Bed Bath & Beyond Inc. is getting ready to file for bankruptcy as early as this weekend, as the embattled retailer struggles with raising enough capital to avoid default due to plummeting stock prices, sources familiar with the matter said.
The company recently said it needed to generate $300 million from share sales by April 26 to stay out of bankruptcy. If it fails to meet the deadline, the company will lose eligibility to continue selling stock under its share registration documents, The Wall Street Journal reported.
The stock closed at 46 cents on Wednesday, leaving Bed Bath & Beyond with an uphill battle to raise the necessary funds within the allotted time.
The company shares dropped nearly 25% early Thursday morning.
The retail chain had raised $48.5 million from its most recent stock-sale initiative as of April 10. However, with only 178 million shares available for sale at the time, the company was expected to generate only $70 million to $80 million due to the stock’s recent trading prices.
Bed Bath & Beyond didn’t respond to The Post’s request for comment.

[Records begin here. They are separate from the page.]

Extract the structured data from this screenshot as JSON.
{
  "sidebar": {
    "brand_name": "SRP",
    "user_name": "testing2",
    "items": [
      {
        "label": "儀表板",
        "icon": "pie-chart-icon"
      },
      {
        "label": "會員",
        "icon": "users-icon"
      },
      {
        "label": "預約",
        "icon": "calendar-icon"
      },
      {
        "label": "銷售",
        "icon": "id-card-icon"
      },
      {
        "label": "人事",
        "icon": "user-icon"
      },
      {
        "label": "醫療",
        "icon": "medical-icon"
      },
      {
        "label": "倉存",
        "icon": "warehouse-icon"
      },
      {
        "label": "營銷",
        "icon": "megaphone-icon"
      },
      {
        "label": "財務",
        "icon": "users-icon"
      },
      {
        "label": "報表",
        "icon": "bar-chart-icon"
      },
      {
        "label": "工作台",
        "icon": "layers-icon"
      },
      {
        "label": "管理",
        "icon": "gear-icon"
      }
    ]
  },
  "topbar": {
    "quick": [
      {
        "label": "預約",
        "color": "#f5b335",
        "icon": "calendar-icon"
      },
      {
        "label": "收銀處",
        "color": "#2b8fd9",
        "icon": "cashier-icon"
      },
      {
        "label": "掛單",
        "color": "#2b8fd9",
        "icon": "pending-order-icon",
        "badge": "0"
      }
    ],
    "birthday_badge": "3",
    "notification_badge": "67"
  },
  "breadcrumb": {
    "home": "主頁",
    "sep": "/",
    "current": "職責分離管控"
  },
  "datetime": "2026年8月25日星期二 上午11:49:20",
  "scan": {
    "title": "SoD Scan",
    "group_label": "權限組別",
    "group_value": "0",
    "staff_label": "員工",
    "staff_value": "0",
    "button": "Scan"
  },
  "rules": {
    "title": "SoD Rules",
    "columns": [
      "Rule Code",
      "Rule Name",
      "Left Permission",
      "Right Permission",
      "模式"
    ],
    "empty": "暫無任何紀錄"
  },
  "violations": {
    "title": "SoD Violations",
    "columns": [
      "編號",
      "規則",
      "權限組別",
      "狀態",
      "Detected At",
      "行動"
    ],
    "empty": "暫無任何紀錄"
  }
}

Bed Bath & Beyond first revealed its potential bankruptcy in January. However, with the $225 million gained from stock sales and a pledge for $800 million to pay down its debt load in February, the company managed to stave off Chapter 11.
It has warned that without sufficient capital from its equity offering, bankruptcy and asset liquidation are likely. .
The home-goods retailer’s business has been declining, with preliminary results indicating a 40% to 50% drop in comparable-store sales for the quarter that ended on February 25.
The company may get more time to raise capital from equity investors, but obtaining shareholder authorization to issue more equity is necessary and will be decided by a vote on May 9.
Government filings show that Bed Bath & Beyond is additionally constrained by a schedule imposed by its lenders, Sixth Street Partners and JPMorgan Chase, mandating the company to generate $232 million by June 27.
Holders of 428 million shares as of March 27 are eligible to participate in the vote, and the financially struggling company must obtain a majority for the proposal to be approved.
The fact that Bed Bath & Beyond stock is primarily owned by individual investors, according to investors and analysts, could pose a challenge for the company in securing the required votes.
Generally, it is more challenging to gather votes from a widely scattered group of retail investors than from a smaller, more concentrated group of institutional firms.
Last month, Bed Bath & Beyond terminated a unique financing arrangement with hedge-fund manager Hudson Bay Capital Management LP, which was intended to provide up to $1 billion over 10 months to support the company’s revitalization efforts.
With Post wires